“The engine is something we’re particularly proud of, I reckon we’ve got the best engine out there. Like I said, we all talk and we all work on this thing, dad included.
“For me, the goal of being NZ champion is right there – I’d be the first son to win the title after his father. That’s what I want.”
After that, the world’s waiting. Or Europe at least.
“Moving towards the world championship is definitely something I want to do,” Stokes added. “We’re looking to get up there to Europe for a rally next season. Maybe I do a European Rally Championship round, we’ll see – the competition is so tight up there with rallies measured in seconds rather than minutes. I like that.”
He won’t, of course, have to wait that long to measure himself against the best of the best.
“I can’t wait for Rally New Zealand,” he grinned. “That’s going to be a real challenge.
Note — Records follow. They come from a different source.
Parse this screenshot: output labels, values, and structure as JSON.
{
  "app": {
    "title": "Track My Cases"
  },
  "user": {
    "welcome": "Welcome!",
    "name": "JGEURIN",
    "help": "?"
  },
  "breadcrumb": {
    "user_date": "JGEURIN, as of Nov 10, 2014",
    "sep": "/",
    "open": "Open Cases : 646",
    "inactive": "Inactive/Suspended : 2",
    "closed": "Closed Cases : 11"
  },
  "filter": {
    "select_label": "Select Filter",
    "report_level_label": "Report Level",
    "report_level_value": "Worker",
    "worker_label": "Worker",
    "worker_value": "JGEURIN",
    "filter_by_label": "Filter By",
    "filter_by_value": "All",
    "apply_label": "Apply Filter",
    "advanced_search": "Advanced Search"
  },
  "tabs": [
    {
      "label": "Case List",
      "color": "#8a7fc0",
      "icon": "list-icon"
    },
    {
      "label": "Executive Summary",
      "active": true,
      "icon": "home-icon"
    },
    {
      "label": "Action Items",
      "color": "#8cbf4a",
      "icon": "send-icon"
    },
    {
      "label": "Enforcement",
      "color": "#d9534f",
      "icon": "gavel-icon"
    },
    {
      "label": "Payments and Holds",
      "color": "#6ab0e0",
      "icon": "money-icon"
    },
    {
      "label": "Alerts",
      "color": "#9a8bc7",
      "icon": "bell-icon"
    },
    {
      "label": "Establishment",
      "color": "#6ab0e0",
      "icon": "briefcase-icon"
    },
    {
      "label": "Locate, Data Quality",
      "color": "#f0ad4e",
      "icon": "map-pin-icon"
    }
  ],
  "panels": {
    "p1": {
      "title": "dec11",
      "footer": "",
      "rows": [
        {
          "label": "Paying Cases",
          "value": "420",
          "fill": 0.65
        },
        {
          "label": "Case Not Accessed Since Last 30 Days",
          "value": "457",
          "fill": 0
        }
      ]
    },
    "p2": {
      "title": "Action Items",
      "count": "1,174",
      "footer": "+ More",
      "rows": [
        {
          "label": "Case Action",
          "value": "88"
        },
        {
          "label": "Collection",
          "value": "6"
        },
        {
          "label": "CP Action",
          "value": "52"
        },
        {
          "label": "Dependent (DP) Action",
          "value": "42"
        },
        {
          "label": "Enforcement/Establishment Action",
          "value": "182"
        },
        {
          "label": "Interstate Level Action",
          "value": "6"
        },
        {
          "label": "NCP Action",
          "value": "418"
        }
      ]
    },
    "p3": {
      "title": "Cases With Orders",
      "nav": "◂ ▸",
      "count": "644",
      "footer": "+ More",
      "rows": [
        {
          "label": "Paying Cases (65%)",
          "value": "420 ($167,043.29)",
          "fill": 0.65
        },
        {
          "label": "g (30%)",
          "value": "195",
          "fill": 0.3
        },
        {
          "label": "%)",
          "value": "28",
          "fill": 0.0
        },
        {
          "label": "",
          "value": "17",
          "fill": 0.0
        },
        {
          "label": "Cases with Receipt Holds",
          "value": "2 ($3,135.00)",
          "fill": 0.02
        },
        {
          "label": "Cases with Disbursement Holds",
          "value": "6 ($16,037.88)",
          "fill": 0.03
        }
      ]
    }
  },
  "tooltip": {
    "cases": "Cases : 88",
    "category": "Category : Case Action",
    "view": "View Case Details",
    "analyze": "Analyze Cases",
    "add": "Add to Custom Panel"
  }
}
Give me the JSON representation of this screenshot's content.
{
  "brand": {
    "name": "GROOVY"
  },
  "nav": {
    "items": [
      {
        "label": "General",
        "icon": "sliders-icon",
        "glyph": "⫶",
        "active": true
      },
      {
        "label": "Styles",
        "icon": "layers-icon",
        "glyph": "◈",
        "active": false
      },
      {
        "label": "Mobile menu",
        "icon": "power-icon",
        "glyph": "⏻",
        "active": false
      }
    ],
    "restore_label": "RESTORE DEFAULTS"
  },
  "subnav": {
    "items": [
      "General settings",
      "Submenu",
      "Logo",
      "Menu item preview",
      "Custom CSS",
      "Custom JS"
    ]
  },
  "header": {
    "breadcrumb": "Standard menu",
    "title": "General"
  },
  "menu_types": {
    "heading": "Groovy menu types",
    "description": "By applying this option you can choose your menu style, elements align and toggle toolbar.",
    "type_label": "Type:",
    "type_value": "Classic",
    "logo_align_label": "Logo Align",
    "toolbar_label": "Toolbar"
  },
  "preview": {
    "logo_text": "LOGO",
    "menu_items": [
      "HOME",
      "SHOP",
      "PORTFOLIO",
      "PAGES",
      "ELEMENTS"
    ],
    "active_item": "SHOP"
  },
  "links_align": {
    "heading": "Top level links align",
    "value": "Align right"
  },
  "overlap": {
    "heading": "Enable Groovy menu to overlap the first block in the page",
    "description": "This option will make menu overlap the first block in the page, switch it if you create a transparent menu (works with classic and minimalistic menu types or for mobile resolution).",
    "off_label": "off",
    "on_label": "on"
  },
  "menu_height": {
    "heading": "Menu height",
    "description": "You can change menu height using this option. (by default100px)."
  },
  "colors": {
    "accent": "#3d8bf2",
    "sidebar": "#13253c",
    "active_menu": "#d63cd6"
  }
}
The WRC means longer loops of stages, managing the tires, and all that. I’m really excited about that and seeing where we are against the Rally2 cars.”
Competing in a Ford continues a family tradition with his father Brian also having been a ‘blue oval’ regular in a range of Sierras and Escort RS Cosworths. All home built and run.
“We’re backed by the manufacturer for this year,” said Stokes Jr. “We get help from Ford New Zealand and that’s something that really helps.”
The level of importer support in the NZ Rally Championship is another phenomenal story. But that’s one for another day.
For now, remember the name. It’s Stokes. Robbie Stokes.